Interface dataset entries:

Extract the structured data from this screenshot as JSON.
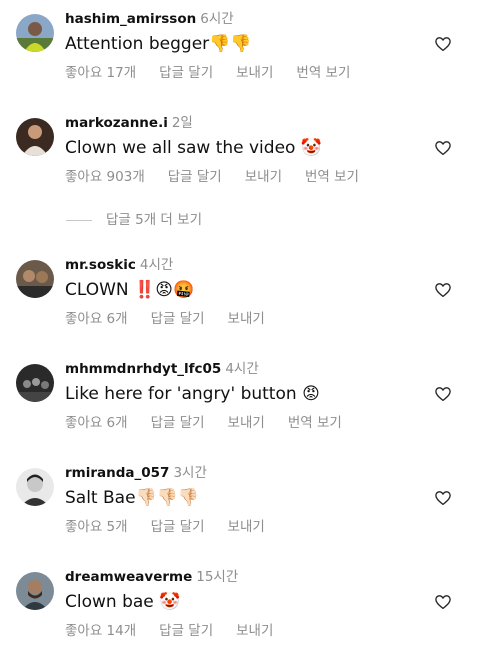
{
  "comments": [
    {
      "username": "hashim_amirsson",
      "time": "6시간",
      "text": "Attention begger",
      "emoji": "👎👎",
      "likes": "좋아요 17개",
      "reply": "답글 달기",
      "send": "보내기",
      "translate": "번역 보기"
    },
    {
      "username": "markozanne.i",
      "time": "2일",
      "text": "Clown we all saw the video",
      "emoji": "🤡",
      "likes": "좋아요 903개",
      "reply": "답글 달기",
      "send": "보내기",
      "translate": "번역 보기"
    },
    {
      "username": "mr.soskic",
      "time": "4시간",
      "text": "CLOWN",
      "emoji": "‼️😡🤬",
      "likes": "좋아요 6개",
      "reply": "답글 달기",
      "send": "보내기",
      "translate": ""
    },
    {
      "username": "mhmmdnrhdyt_lfc05",
      "time": "4시간",
      "text": "Like here for 'angry' button",
      "emoji": "😡",
      "likes": "좋아요 6개",
      "reply": "답글 달기",
      "send": "보내기",
      "translate": "번역 보기"
    },
    {
      "username": "rmiranda_057",
      "time": "3시간",
      "text": "Salt Bae",
      "emoji": "👎🏻👎🏻👎🏻",
      "likes": "좋아요 5개",
      "reply": "답글 달기",
      "send": "보내기",
      "translate": ""
    },
    {
      "username": "dreamweaverme",
      "time": "15시간",
      "text": "Clown bae",
      "emoji": "🤡",
      "likes": "좋아요 14개",
      "reply": "답글 달기",
      "send": "보내기",
      "translate": ""
    }
  ],
  "more_replies": "답글 5개 더 보기",
  "icons": {
    "like": "heart-outline-icon"
  },
  "colors": {
    "text": "#111111",
    "secondary": "#8e8e8e"
  }
}
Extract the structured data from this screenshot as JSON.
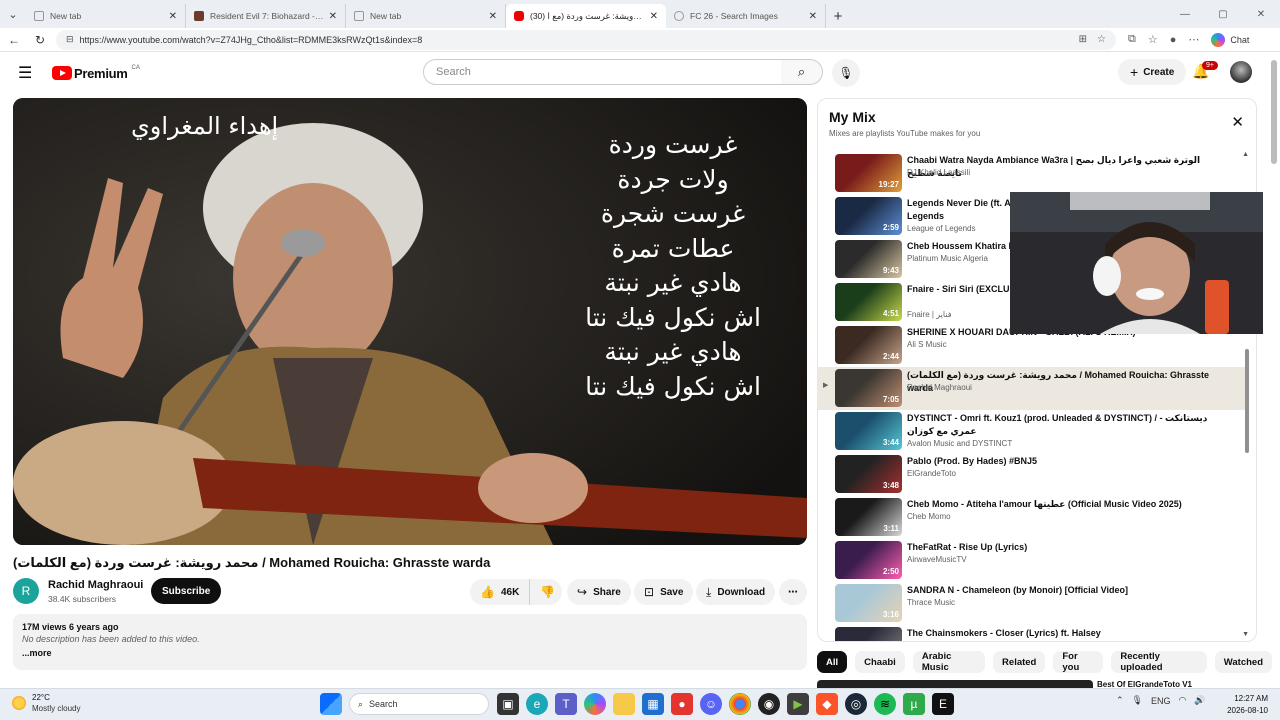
{
  "browser": {
    "tabs": [
      {
        "title": "New tab",
        "active": false
      },
      {
        "title": "Resident Evil 7: Biohazard - Gold E",
        "active": false
      },
      {
        "title": "New tab",
        "active": false
      },
      {
        "title": "(30) محمد رويشة: غرست وردة (مع ا",
        "active": true
      },
      {
        "title": "FC 26 - Search Images",
        "active": false
      }
    ],
    "url": "https://www.youtube.com/watch?v=Z74JHg_Ctho&list=RDMME3ksRWzQt1s&index=8",
    "chat_label": "Chat"
  },
  "header": {
    "logo_text": "Premium",
    "country": "CA",
    "search_placeholder": "Search",
    "create_label": "Create",
    "notif_count": "9+"
  },
  "video": {
    "dedication": "إهداء المغراوي",
    "lyrics": [
      "غرست وردة",
      "ولات جردة",
      "غرست شجرة",
      "عطات تمرة",
      "هادي غير نبتة",
      "اش نكول فيك نتا",
      "هادي غير نبتة",
      "اش نكول فيك نتا"
    ],
    "title": "محمد رويشة: غرست وردة (مع الكلمات) / Mohamed Rouicha: Ghrasste warda",
    "channel_initial": "R",
    "channel": "Rachid Maghraoui",
    "subscribers": "38.4K subscribers",
    "subscribe_label": "Subscribe",
    "likes": "46K",
    "share_label": "Share",
    "save_label": "Save",
    "download_label": "Download",
    "views_meta": "17M views  6 years ago",
    "description": "No description has been added to this video.",
    "more_label": "...more"
  },
  "mix": {
    "title": "My Mix",
    "subtitle": "Mixes are playlists YouTube makes for you",
    "items": [
      {
        "title": "Chaabi Watra Nayda Ambiance Wa3ra | الوترة شعبي واعرا ديال بصح نايضة شطيح",
        "channel": "DJ Khalid Laassili",
        "duration": "19:27",
        "two": false
      },
      {
        "title": "Legends Never Die (ft. Against The Current) | Worlds 2017 - League of Legends",
        "channel": "League of Legends",
        "duration": "2:59",
        "two": true
      },
      {
        "title": "Cheb Houssem Khatira Khatira (Official Audio)",
        "channel": "Platinum Music Algeria",
        "duration": "9:43",
        "two": false
      },
      {
        "title": "Fnaire - Siri Siri (EXCLUSIVE) | فناير - سيري سيري حصري",
        "channel": "Fnaire | فناير",
        "duration": "4:51",
        "two": true
      },
      {
        "title": "SHERINE X HOUARI DAUPHIN - GALBI (ALI S REMIX)",
        "channel": "Ali S Music",
        "duration": "2:44",
        "two": false
      },
      {
        "title": "محمد رويشة: غرست وردة (مع الكلمات) / Mohamed Rouicha: Ghrasste warda",
        "channel": "Rachid Maghraoui",
        "duration": "7:05",
        "two": false
      },
      {
        "title": "DYSTINCT - Omri ft. Kouz1 (prod. Unleaded & DYSTINCT) / ديستانكت - عمري مع كوزان",
        "channel": "Avalon Music and DYSTINCT",
        "duration": "3:44",
        "two": true
      },
      {
        "title": "Pablo (Prod. By Hades) #BNJ5",
        "channel": "ElGrandeToto",
        "duration": "3:48",
        "two": false
      },
      {
        "title": "Cheb Momo - Atiteha l'amour عطيتها (Official Music Video 2025)",
        "channel": "Cheb Momo",
        "duration": "3:11",
        "two": false
      },
      {
        "title": "TheFatRat - Rise Up (Lyrics)",
        "channel": "AirwaveMusicTV",
        "duration": "2:50",
        "two": false
      },
      {
        "title": "SANDRA N - Chameleon (by Monoir) [Official Video]",
        "channel": "Thrace Music",
        "duration": "3:16",
        "two": false
      },
      {
        "title": "The Chainsmokers - Closer (Lyrics) ft. Halsey",
        "channel": "",
        "duration": "",
        "two": false
      }
    ]
  },
  "chips": [
    "All",
    "Chaabi",
    "Arabic Music",
    "Related",
    "For you",
    "Recently uploaded",
    "Watched"
  ],
  "next_rec_title": "Best Of ElGrandeToto V1",
  "taskbar": {
    "temp": "22°C",
    "condition": "Mostly cloudy",
    "search": "Search",
    "lang": "ENG",
    "time": "12:27 AM",
    "date": "2026-08-10"
  },
  "colors": {
    "yt_red": "#ff0000",
    "current_row": "#ece8df",
    "subscribe_bg": "#0f0f0f"
  }
}
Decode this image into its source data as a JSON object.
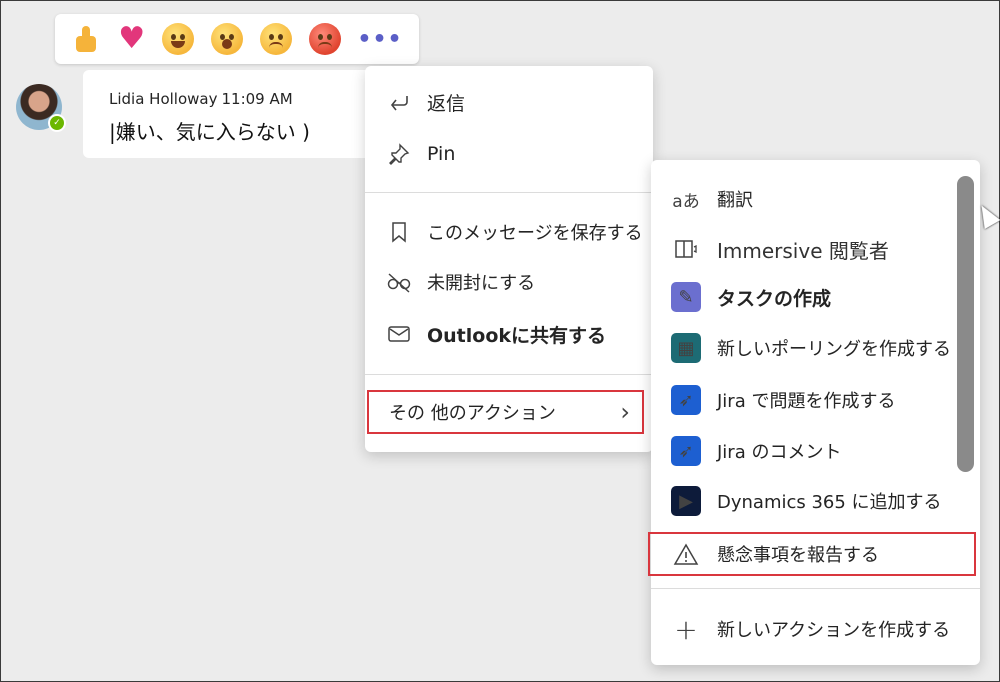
{
  "reactions": [
    "like-icon",
    "heart-icon",
    "laugh-icon",
    "surprised-icon",
    "sad-icon",
    "angry-icon"
  ],
  "reaction_more": "•••",
  "message": {
    "sender": "Lidia Holloway",
    "time": "11:09 AM",
    "text": "|嫌い、気に入らない )"
  },
  "context_menu": {
    "items": [
      {
        "label": "返信",
        "icon": "reply-icon"
      },
      {
        "label": "Pin",
        "icon": "pin-icon"
      },
      {
        "label": "このメッセージを保存する",
        "icon": "bookmark-icon"
      },
      {
        "label": "未開封にする",
        "icon": "unread-icon"
      },
      {
        "label": "Outlookに共有する",
        "icon": "mail-icon"
      }
    ],
    "more_actions": "その 他のアクション"
  },
  "submenu": {
    "items": [
      {
        "label": "翻訳",
        "icon": "translate-icon",
        "icon_text": "aあ"
      },
      {
        "label": "Immersive 閲覧者",
        "icon": "immersive-reader-icon"
      },
      {
        "label": "タスクの作成",
        "icon": "tasks-app-icon"
      },
      {
        "label": "新しいポーリングを作成する",
        "icon": "polls-app-icon"
      },
      {
        "label": "Jira で問題を作成する",
        "icon": "jira-icon"
      },
      {
        "label": "Jira のコメント",
        "icon": "jira-icon"
      },
      {
        "label": "Dynamics 365 に追加する",
        "icon": "dynamics-icon"
      },
      {
        "label": "懸念事項を報告する",
        "icon": "warning-icon"
      },
      {
        "label": "新しいアクションを作成する",
        "icon": "plus-icon"
      }
    ]
  }
}
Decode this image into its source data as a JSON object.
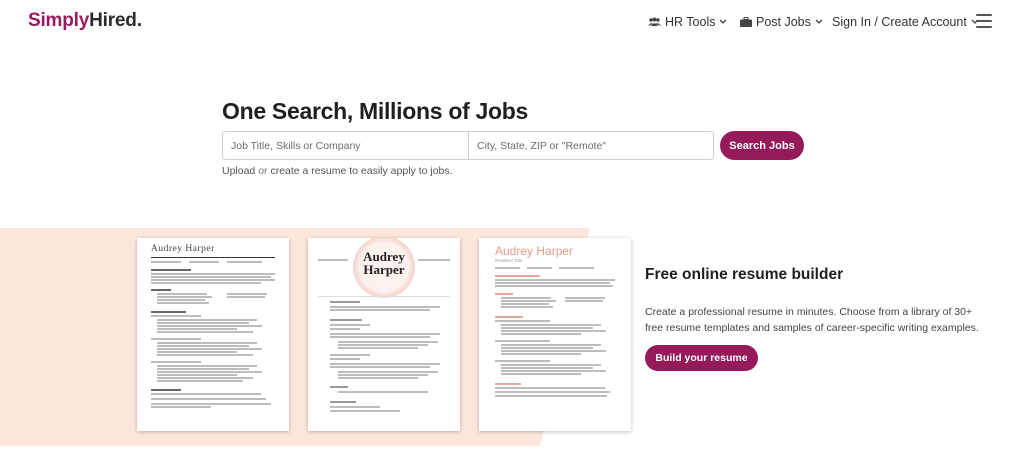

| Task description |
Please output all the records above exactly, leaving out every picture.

| Response area |
Extract the structured data from this screenshot as JSON.
{
  "comments": [
    {
      "username": "hashim_amirsson",
      "time": "6시간",
      "text": "Attention begger",
      "emoji": "👎👎",
      "likes": "좋아요 17개",
      "reply": "답글 달기",
      "send": "보내기",
      "translate": "번역 보기"
    },
    {
      "username": "markozanne.i",
      "time": "2일",
      "text": "Clown we all saw the video",
      "emoji": "🤡",
      "likes": "좋아요 903개",
      "reply": "답글 달기",
      "send": "보내기",
      "translate": "번역 보기"
    },
    {
      "username": "mr.soskic",
      "time": "4시간",
      "text": "CLOWN",
      "emoji": "‼️😡🤬",
      "likes": "좋아요 6개",
      "reply": "답글 달기",
      "send": "보내기",
      "translate": ""
    },
    {
      "username": "mhmmdnrhdyt_lfc05",
      "time": "4시간",
      "text": "Like here for 'angry' button",
      "emoji": "😡",
      "likes": "좋아요 6개",
      "reply": "답글 달기",
      "send": "보내기",
      "translate": "번역 보기"
    },
    {
      "username": "rmiranda_057",
      "time": "3시간",
      "text": "Salt Bae",
      "emoji": "👎🏻👎🏻👎🏻",
      "likes": "좋아요 5개",
      "reply": "답글 달기",
      "send": "보내기",
      "translate": ""
    },
    {
      "username": "dreamweaverme",
      "time": "15시간",
      "text": "Clown bae",
      "emoji": "🤡",
      "likes": "좋아요 14개",
      "reply": "답글 달기",
      "send": "보내기",
      "translate": ""
    }
  ],
  "more_replies": "답글 5개 더 보기",
  "icons": {
    "like": "heart-outline-icon"
  },
  "colors": {
    "text": "#111111",
    "secondary": "#8e8e8e"
  }
}
Extract the structured data from this screenshot as JSON.
{
  "browser": {
    "tabs": [
      {
        "title": "New tab",
        "active": false
      },
      {
        "title": "Resident Evil 7: Biohazard - Gold E",
        "active": false
      },
      {
        "title": "New tab",
        "active": false
      },
      {
        "title": "(30) محمد رويشة: غرست وردة (مع ا",
        "active": true
      },
      {
        "title": "FC 26 - Search Images",
        "active": false
      }
    ],
    "url": "https://www.youtube.com/watch?v=Z74JHg_Ctho&list=RDMME3ksRWzQt1s&index=8",
    "chat_label": "Chat"
  },
  "header": {
    "logo_text": "Premium",
    "country": "CA",
    "search_placeholder": "Search",
    "create_label": "Create",
    "notif_count": "9+"
  },
  "video": {
    "dedication": "إهداء المغراوي",
    "lyrics": [
      "غرست وردة",
      "ولات جردة",
      "غرست شجرة",
      "عطات تمرة",
      "هادي غير نبتة",
      "اش نكول فيك نتا",
      "هادي غير نبتة",
      "اش نكول فيك نتا"
    ],
    "title": "محمد رويشة: غرست وردة (مع الكلمات) / Mohamed Rouicha: Ghrasste warda",
    "channel_initial": "R",
    "channel": "Rachid Maghraoui",
    "subscribers": "38.4K subscribers",
    "subscribe_label": "Subscribe",
    "likes": "46K",
    "share_label": "Share",
    "save_label": "Save",
    "download_label": "Download",
    "views_meta": "17M views  6 years ago",
    "description": "No description has been added to this video.",
    "more_label": "...more"
  },
  "mix": {
    "title": "My Mix",
    "subtitle": "Mixes are playlists YouTube makes for you",
    "items": [
      {
        "title": "Chaabi Watra Nayda Ambiance Wa3ra | الوترة شعبي واعرا ديال بصح نايضة شطيح",
        "channel": "DJ Khalid Laassili",
        "duration": "19:27",
        "two": false
      },
      {
        "title": "Legends Never Die (ft. Against The Current) | Worlds 2017 - League of Legends",
        "channel": "League of Legends",
        "duration": "2:59",
        "two": true
      },
      {
        "title": "Cheb Houssem Khatira Khatira (Official Audio)",
        "channel": "Platinum Music Algeria",
        "duration": "9:43",
        "two": false
      },
      {
        "title": "Fnaire - Siri Siri (EXCLUSIVE) | فناير - سيري سيري حصري",
        "channel": "Fnaire | فناير",
        "duration": "4:51",
        "two": true
      },
      {
        "title": "SHERINE X HOUARI DAUPHIN - GALBI (ALI S REMIX)",
        "channel": "Ali S Music",
        "duration": "2:44",
        "two": false
      },
      {
        "title": "محمد رويشة: غرست وردة (مع الكلمات) / Mohamed Rouicha: Ghrasste warda",
        "channel": "Rachid Maghraoui",
        "duration": "7:05",
        "two": false
      },
      {
        "title": "DYSTINCT - Omri ft. Kouz1 (prod. Unleaded & DYSTINCT) / ديستانكت - عمري مع كوزان",
        "channel": "Avalon Music and DYSTINCT",
        "duration": "3:44",
        "two": true
      },
      {
        "title": "Pablo (Prod. By Hades) #BNJ5",
        "channel": "ElGrandeToto",
        "duration": "3:48",
        "two": false
      },
      {
        "title": "Cheb Momo - Atiteha l'amour عطيتها (Official Music Video 2025)",
        "channel": "Cheb Momo",
        "duration": "3:11",
        "two": false
      },
      {
        "title": "TheFatRat - Rise Up (Lyrics)",
        "channel": "AirwaveMusicTV",
        "duration": "2:50",
        "two": false
      },
      {
        "title": "SANDRA N - Chameleon (by Monoir) [Official Video]",
        "channel": "Thrace Music",
        "duration": "3:16",
        "two": false
      },
      {
        "title": "The Chainsmokers - Closer (Lyrics) ft. Halsey",
        "channel": "",
        "duration": "",
        "two": false
      }
    ]
  },
  "chips": [
    "All",
    "Chaabi",
    "Arabic Music",
    "Related",
    "For you",
    "Recently uploaded",
    "Watched"
  ],
  "next_rec_title": "Best Of ElGrandeToto V1",
  "taskbar": {
    "temp": "22°C",
    "condition": "Mostly cloudy",
    "search": "Search",
    "lang": "ENG",
    "time": "12:27 AM",
    "date": "2026-08-10"
  },
  "colors": {
    "yt_red": "#ff0000",
    "current_row": "#ece8df",
    "subscribe_bg": "#0f0f0f"
  }
}
Decode this image into its source data as a JSON object.
{
  "reactions": [
    "like-icon",
    "heart-icon",
    "laugh-icon",
    "surprised-icon",
    "sad-icon",
    "angry-icon"
  ],
  "reaction_more": "•••",
  "message": {
    "sender": "Lidia Holloway",
    "time": "11:09 AM",
    "text": "|嫌い、気に入らない )"
  },
  "context_menu": {
    "items": [
      {
        "label": "返信",
        "icon": "reply-icon"
      },
      {
        "label": "Pin",
        "icon": "pin-icon"
      },
      {
        "label": "このメッセージを保存する",
        "icon": "bookmark-icon"
      },
      {
        "label": "未開封にする",
        "icon": "unread-icon"
      },
      {
        "label": "Outlookに共有する",
        "icon": "mail-icon"
      }
    ],
    "more_actions": "その 他のアクション"
  },
  "submenu": {
    "items": [
      {
        "label": "翻訳",
        "icon": "translate-icon",
        "icon_text": "aあ"
      },
      {
        "label": "Immersive 閲覧者",
        "icon": "immersive-reader-icon"
      },
      {
        "label": "タスクの作成",
        "icon": "tasks-app-icon"
      },
      {
        "label": "新しいポーリングを作成する",
        "icon": "polls-app-icon"
      },
      {
        "label": "Jira で問題を作成する",
        "icon": "jira-icon"
      },
      {
        "label": "Jira のコメント",
        "icon": "jira-icon"
      },
      {
        "label": "Dynamics 365 に追加する",
        "icon": "dynamics-icon"
      },
      {
        "label": "懸念事項を報告する",
        "icon": "warning-icon"
      },
      {
        "label": "新しいアクションを作成する",
        "icon": "plus-icon"
      }
    ]
  }
}
Decode this image into its source data as a JSON object.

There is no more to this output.